[This story is running in the print edition of The Seattle Times March 1, 2013.]
Put a skillet on your stove as you prepare to make a stir-fry, and an interactive chef on the big screen in your kitchen tells you a wok would probably work better.
Take a sketch of something you’ve been drawing on your tablet, and swipe it over to a large digital screen that doubles as your work surface. Then get that sketch to appear on a huge wall screen so that you and a co-worker halfway around the world can work on the sketch simultaneously.
Those are some of the scenarios Microsoft says could happen in the next five to 10 years — and has brought to life now in its new Envisioning Center, which opens Friday.
For nearly 20 years, Microsoft has had the Microsoft Home (also referred to as “Home of the Future”) in a building on its Redmond campus. In that facility, Microsoft replicates a home outfitted with technologies that it thinks will be in use five to 10 years in the future.
Since 2002, Microsoft’s Office division has had a similar futuristic workplace that includes productivity technologies.

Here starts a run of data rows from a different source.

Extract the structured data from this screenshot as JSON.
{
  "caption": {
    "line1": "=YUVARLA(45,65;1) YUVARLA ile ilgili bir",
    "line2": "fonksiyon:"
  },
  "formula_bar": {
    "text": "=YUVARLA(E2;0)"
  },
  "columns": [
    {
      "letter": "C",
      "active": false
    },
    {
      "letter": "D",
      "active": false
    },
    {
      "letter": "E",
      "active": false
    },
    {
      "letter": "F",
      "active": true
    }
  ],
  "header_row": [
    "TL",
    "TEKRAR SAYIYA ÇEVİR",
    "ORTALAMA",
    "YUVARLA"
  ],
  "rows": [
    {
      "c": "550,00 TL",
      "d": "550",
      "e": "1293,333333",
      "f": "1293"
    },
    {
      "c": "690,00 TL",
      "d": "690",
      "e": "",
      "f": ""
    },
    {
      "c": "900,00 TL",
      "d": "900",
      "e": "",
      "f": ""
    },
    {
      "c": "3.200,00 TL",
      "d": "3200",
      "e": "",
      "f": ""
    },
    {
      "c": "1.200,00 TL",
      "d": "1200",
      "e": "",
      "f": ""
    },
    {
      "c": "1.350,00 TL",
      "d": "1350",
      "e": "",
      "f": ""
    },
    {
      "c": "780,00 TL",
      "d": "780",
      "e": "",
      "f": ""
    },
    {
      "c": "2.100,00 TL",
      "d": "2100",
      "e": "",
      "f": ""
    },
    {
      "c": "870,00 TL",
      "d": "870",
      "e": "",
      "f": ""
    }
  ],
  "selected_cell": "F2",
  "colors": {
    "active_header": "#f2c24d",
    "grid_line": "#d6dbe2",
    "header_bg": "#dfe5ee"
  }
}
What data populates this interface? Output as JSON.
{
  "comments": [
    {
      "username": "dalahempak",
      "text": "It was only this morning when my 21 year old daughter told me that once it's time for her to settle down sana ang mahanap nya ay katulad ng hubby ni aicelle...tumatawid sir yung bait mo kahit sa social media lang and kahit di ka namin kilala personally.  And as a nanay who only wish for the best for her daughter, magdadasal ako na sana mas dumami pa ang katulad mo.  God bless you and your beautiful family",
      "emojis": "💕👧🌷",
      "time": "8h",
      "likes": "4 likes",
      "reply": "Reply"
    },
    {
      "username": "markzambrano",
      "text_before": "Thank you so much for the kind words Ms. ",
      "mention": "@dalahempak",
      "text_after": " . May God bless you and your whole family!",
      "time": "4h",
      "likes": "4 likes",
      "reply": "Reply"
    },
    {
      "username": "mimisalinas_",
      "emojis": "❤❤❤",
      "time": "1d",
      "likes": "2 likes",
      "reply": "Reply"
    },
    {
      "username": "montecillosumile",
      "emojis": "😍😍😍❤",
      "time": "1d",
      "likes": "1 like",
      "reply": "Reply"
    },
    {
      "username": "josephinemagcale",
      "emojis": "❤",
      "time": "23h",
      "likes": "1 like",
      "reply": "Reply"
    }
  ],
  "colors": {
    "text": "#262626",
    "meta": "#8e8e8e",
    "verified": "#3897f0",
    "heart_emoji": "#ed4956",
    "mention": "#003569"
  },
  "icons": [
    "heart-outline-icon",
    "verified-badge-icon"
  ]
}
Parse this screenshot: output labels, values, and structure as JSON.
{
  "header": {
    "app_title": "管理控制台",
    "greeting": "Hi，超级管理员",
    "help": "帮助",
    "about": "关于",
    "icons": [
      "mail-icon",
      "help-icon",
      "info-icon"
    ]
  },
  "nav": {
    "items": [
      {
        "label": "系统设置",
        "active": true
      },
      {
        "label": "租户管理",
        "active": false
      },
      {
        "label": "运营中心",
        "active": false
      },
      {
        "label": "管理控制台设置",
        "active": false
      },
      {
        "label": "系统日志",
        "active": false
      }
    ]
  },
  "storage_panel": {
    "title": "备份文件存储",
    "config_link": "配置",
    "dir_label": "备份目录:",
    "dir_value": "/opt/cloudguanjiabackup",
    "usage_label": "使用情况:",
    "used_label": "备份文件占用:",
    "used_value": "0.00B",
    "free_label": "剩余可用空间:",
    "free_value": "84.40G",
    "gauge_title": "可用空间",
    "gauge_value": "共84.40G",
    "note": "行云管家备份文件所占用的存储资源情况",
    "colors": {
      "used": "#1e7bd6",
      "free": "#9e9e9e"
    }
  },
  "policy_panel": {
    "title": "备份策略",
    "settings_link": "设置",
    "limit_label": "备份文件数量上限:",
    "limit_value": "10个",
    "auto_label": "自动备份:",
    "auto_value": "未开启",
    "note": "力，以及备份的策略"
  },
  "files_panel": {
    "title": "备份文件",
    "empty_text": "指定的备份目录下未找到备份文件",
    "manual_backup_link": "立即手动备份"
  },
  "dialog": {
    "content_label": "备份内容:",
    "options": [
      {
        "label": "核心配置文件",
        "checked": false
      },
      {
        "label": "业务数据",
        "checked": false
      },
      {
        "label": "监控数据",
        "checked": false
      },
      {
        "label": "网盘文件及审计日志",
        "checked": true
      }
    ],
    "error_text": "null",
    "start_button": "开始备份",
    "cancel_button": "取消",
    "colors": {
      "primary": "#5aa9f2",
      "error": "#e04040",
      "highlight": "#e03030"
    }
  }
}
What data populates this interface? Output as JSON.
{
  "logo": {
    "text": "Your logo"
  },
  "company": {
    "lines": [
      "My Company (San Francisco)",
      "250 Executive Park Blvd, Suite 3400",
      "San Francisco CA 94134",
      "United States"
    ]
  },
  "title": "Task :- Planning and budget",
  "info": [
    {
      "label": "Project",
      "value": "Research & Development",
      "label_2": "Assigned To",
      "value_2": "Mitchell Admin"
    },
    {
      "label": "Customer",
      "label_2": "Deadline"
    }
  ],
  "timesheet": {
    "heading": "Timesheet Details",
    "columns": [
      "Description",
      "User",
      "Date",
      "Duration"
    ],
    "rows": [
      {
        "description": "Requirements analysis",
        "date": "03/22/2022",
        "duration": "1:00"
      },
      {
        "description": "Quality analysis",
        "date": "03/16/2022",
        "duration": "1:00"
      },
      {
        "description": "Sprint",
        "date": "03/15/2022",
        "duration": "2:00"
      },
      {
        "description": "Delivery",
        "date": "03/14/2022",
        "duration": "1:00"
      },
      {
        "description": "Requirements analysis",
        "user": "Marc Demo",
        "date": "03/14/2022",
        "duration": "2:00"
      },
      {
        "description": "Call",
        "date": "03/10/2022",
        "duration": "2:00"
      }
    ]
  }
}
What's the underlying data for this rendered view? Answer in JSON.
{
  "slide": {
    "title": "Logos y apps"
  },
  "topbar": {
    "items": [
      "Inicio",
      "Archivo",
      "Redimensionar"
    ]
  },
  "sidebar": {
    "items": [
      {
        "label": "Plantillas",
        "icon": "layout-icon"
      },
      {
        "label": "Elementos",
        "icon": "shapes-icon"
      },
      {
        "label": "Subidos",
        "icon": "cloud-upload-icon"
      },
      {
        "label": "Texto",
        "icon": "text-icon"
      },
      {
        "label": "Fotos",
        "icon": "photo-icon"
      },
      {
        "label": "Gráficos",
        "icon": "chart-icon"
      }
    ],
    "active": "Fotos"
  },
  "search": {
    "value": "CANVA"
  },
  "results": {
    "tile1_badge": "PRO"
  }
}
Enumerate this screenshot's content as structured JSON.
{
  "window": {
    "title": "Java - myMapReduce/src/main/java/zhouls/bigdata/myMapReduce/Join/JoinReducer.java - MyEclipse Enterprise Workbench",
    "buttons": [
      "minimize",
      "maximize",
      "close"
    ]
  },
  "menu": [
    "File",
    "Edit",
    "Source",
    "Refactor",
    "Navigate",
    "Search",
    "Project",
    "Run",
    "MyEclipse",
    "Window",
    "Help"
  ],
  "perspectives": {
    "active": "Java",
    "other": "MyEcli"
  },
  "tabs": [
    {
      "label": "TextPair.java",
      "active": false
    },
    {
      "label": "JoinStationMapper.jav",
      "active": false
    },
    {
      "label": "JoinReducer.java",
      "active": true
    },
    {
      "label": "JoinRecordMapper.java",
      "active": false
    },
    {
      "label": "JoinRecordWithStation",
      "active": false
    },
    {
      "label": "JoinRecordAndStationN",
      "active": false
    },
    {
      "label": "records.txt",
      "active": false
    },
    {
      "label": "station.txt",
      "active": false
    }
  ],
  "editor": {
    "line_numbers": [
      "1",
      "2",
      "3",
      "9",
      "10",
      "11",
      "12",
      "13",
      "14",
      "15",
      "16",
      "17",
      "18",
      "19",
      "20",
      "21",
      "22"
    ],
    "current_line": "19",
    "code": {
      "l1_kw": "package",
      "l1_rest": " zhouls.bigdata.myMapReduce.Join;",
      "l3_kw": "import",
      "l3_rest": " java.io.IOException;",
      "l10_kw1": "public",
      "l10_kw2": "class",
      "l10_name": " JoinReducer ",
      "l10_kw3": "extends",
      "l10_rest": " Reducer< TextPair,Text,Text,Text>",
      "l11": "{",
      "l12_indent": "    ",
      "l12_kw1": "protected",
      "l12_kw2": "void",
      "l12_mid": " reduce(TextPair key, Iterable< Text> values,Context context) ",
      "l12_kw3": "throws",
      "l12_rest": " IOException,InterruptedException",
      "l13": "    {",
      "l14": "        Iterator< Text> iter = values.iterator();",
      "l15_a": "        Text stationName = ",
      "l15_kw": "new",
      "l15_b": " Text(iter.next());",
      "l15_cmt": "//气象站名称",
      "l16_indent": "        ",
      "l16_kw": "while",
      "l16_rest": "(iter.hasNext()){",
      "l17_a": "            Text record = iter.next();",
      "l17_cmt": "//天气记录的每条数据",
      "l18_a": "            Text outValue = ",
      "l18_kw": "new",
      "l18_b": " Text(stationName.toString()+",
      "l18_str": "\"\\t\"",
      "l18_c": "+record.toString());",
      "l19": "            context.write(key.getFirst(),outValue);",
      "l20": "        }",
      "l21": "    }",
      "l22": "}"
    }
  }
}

Now Microsoft has combined the two to form the Envisioning Center, a completely revamped home and office of the future, complete with a “third place” area meant to represent spaces such as retail stores and restaurants.
It’s like a concept car, said Jonathan Cluts, Microsoft’s director of strategic prototyping. Not every single thing will come to be in five or 10 years, but “we’re going to show you a future that we believe in, that we are investing in.”